From: Los Angeles Times, February 26, 1990, p. A14
‘Culturally relevant’ campus housing adds a technological twist to a Navajo Tradition.
By Tamara Jones
Times Staff Writer
Boulder, Colo. – The newest campus housing at the University of Colorado features dirt floors, stone walls, mud roofs and a special place for visiting medicine men.
Tucked between high-rise dormitories and the university president’s mansion, three Navajo hogans are part of a radical experiment in architecture, solar energy and anthropology.
“It’s a blending of old traditions with new technology,” says Charlie Cambridge, a graduate student in anthropology who wanted to update his people’s traditional dwellings to provide an alternative to cookie-cutter government housing on the huge Navajo reservation.
The result is called “culturally relevant housing” and is now expanding—on paper, at least—to modern versions of igloos, tepees, Inca cliff dwellings and underground earth lodges.
It began several years ago, when Cambridge, himself a Navajo, sketched his Hogan idea on napkins and began showing them around.
Within the tribe, the initial response was: “That’s really cute, but the Navajo people want to be modern like everyone else,” Cambridge recalled.
Finally, someone introduced him to Dennis Holloway, an architect at the university’s College of Environmental Design, Holloway, who specializes in solar housing, was intrigued.

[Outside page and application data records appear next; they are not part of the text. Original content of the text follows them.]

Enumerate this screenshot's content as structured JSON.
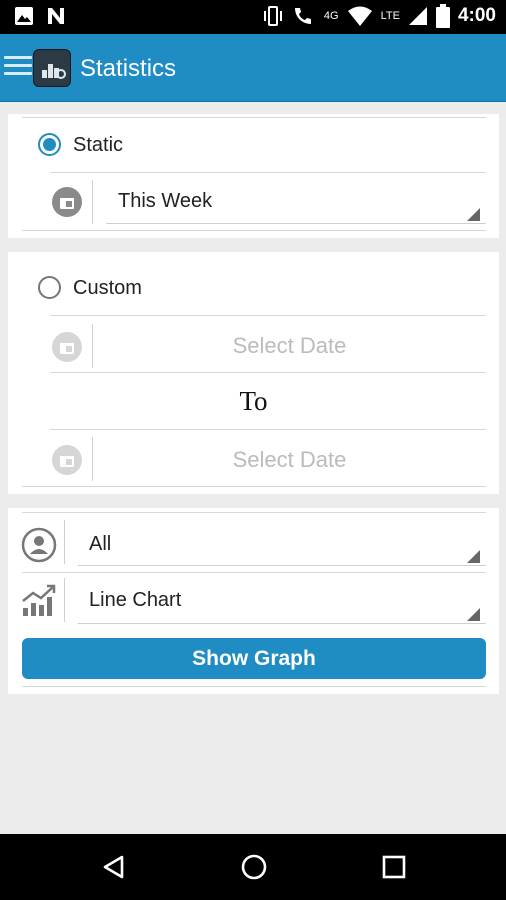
{
  "status_bar": {
    "time": "4:00",
    "network_label": "4G",
    "lte_label": "LTE"
  },
  "app_bar": {
    "title": "Statistics"
  },
  "static_section": {
    "radio_label": "Static",
    "selected": true,
    "period_value": "This Week"
  },
  "custom_section": {
    "radio_label": "Custom",
    "selected": false,
    "from_placeholder": "Select Date",
    "to_label": "To",
    "to_placeholder": "Select Date"
  },
  "filters": {
    "user_value": "All",
    "chart_type_value": "Line Chart",
    "show_graph_label": "Show Graph"
  },
  "colors": {
    "accent": "#1f8cc4",
    "status_bar": "#000000",
    "background": "#ececec"
  }
}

“The concept of passive solar energy—where a building is made to basically heat itself without artificial devices—is ancient,” Holloway said. “We’ve just forgotten it.”
The pair visited reservations, solicited ideas from Indians and spent two years discussing the project every Saturday in a local coffeehouse.
The university agreed to donate a piece of land, and with cash grants, donated materials and volunteer student labor, construction of the hogans began 18 months ago. They should be completed this semester.